Cross-training: Ultimate guide to spinning technique

How do I set up my spinning bike?

Saddle height: You should set the saddle height in line with the top of the hipbone and then sit down to refine. While seated, bring the pedals so they’re perpendicular to the floor – that’s 6 o’clock and 12 o’clock if you’re looking side on. Keeping your feet parallel to the floor, the lower leg wants to have a slight bend and nearly be able to straighten staying in the same position. Once you have a rough height, try cycling and seeing how it feels. Let comfort be your guide - you'll know if you're over-stretching the leg because it will feel uncomfortable.

Saddle distance: Stop with your feet positioned at 3 and 9 o'clock. You want to find a line from the front of your knee down to the centre of the pedal crank, where the ball of your foot should be. This can be a bit tricky as sometimes people shift their position as they try to peer down their knee, so you can always get someone to help you look side on.

Handlebar height: Handlebars want to be at least in line with your saddle height, or higher if you have lower back pain. Generally, I advise people against having them too low as we're not outdoors and don't need to be aerodynamic. Some road cyclists might prefer this, which is up to them.

Ruth Voon is an indoor cycling instructor at Edge Cycle.

How do I clip into pedals wearing cleats?

With the pedals at 12 and 6 o'clock, hold one side steady while you press the ball of the foot (where the cleat should be) onto the pedal. I often tell women to imagine they're in a high pair of stilettos and that's the ball of the foot that they want to push diagonally down and in (guys can use their imaginations too!). Some people find it easier to clip in at 12 o' clock and others at 6 o' clock, so experiment and see which works best for you.

I often joke that this can be the hardest part of the class (it took me ages to master getting in and out of them quickly too), but it's worth persevering as the benefits are huge - you'll use the front and back of the legs equally rather than just loading the quads.

Ruth Voon is an indoor cycling instructor at Edge Cycle.

What’s the correct form when seated?

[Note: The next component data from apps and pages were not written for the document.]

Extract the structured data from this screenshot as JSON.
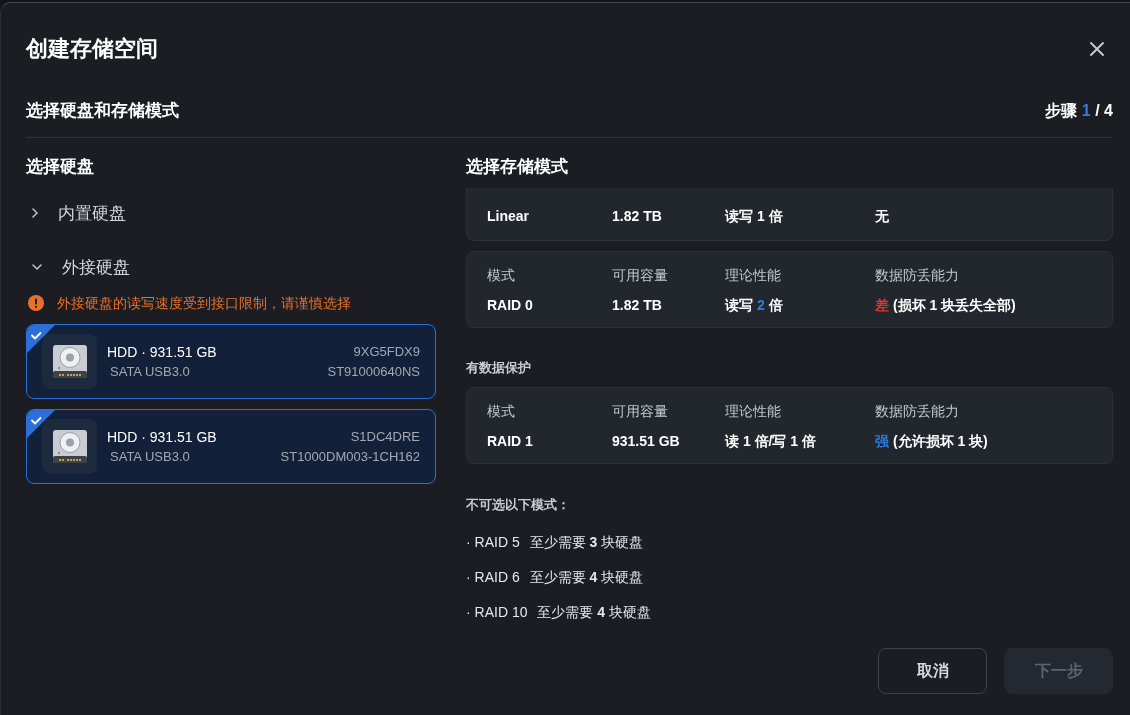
{
  "dialog": {
    "title": "创建存储空间"
  },
  "step": {
    "title": "选择硬盘和存储模式",
    "label": "步骤",
    "current": "1",
    "total_text": "/ 4"
  },
  "disk_panel": {
    "title": "选择硬盘",
    "groups": [
      {
        "name": "内置硬盘",
        "expanded": false
      },
      {
        "name": "外接硬盘",
        "expanded": true,
        "warning": "外接硬盘的读写速度受到接口限制，请谨慎选择",
        "disks": [
          {
            "name": "HDD · 931.51 GB",
            "interface": "SATA USB3.0",
            "serial": "9XG5FDX9",
            "model": "ST91000640NS",
            "selected": true
          },
          {
            "name": "HDD · 931.51 GB",
            "interface": "SATA USB3.0",
            "serial": "S1DC4DRE",
            "model": "ST1000DM003-1CH162",
            "selected": true
          }
        ]
      }
    ]
  },
  "mode_panel": {
    "title": "选择存储模式",
    "sections": [
      {
        "modes": [
          {
            "selected": false,
            "cut_top": true,
            "cells": [
              [
                {
                  "text": "Linear",
                  "kind": "plain"
                }
              ],
              [
                {
                  "text": "1.82 TB",
                  "kind": "plain"
                }
              ],
              [
                {
                  "text": "读写 1 倍",
                  "kind": "plain"
                }
              ],
              [
                {
                  "text": "无",
                  "kind": "plain"
                }
              ]
            ]
          },
          {
            "selected": false,
            "cut_top": false,
            "columns": [
              "模式",
              "可用容量",
              "理论性能",
              "数据防丢能力"
            ],
            "cells": [
              [
                {
                  "text": "RAID 0",
                  "kind": "plain"
                }
              ],
              [
                {
                  "text": "1.82 TB",
                  "kind": "plain"
                }
              ],
              [
                {
                  "text": "读写 ",
                  "kind": "plain"
                },
                {
                  "text": "2",
                  "kind": "accent"
                },
                {
                  "text": " 倍",
                  "kind": "plain"
                }
              ],
              [
                {
                  "text": "差",
                  "kind": "danger"
                },
                {
                  "text": " (损坏 1 块丢失全部)",
                  "kind": "plain"
                }
              ]
            ]
          }
        ]
      },
      {
        "heading": "有数据保护",
        "modes": [
          {
            "selected": false,
            "cut_top": false,
            "columns": [
              "模式",
              "可用容量",
              "理论性能",
              "数据防丢能力"
            ],
            "cells": [
              [
                {
                  "text": "RAID 1",
                  "kind": "plain"
                }
              ],
              [
                {
                  "text": "931.51 GB",
                  "kind": "plain"
                }
              ],
              [
                {
                  "text": "读 1 倍/写 1 倍",
                  "kind": "plain"
                }
              ],
              [
                {
                  "text": "强",
                  "kind": "accent"
                },
                {
                  "text": " (允许损坏 1 块)",
                  "kind": "plain"
                }
              ]
            ]
          }
        ]
      }
    ],
    "unavailable": {
      "title": "不可选以下模式：",
      "items": [
        {
          "mode": "· RAID 5",
          "requirement": "至少需要 **3** 块硬盘"
        },
        {
          "mode": "· RAID 6",
          "requirement": "至少需要 **4** 块硬盘"
        },
        {
          "mode": "· RAID 10",
          "requirement": "至少需要 **4** 块硬盘"
        }
      ]
    }
  },
  "buttons": [
    {
      "label": "取消",
      "kind": "secondary",
      "disabled": false
    },
    {
      "label": "下一步",
      "kind": "primary",
      "disabled": true
    }
  ]
}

Your elbows should be pointing towards the floor so your shoulders stay relaxed and your triceps gently active. The cycling position naturally creates a slight forward tilt of the pelvis but I often see people cycling with flat backs. This tends to happen in women who are more able to hinge from the hips but this makes them susceptible to backache as they start to arch the lower spine, unsupported by their abdominals. Imagine making a "scooping" action from the pubic bone which should go all the way up to the head - this creates a hollowing of the whole spine, like an abdominal crunch, which engages your lower and upper abs to help hold your torso stable.

Since spinning is in a studio and not on the road, I encourage people to stay broad across their collarbones, meaning their lungs are fully open so they can breathe more.

Ruth Voon is an indoor cycling instructor at Edge Cycle.

What’s the correct form when standing?

You want to keep the weight centred over the pedal cranks. A useful guide is to bring your hips back over the saddle so you very gently tap the seat while you cycle standing. Bringing the hips back puts the work into the glutes, which is exactly where you want it. You will feel some activation in the quads as you power down through the feet but you also want to feel the hamstrings as you pull up from the bottom of the pedal stroke while the feet stay parallel (flat) to the floor.

You should feel your abdominals gently engaged to help keep the hips stable. Also, your arms will help you balance - activate your triceps by directing the points of the elbows to the floor so the forearms are parallel to one another which helps keep the shoulders relaxed. Your hands reach slightly further forward on the handlebars so the arms are a little more stretched but not completely locked.

Ruth Voon is an indoor cycling instructor at Edge Cycle.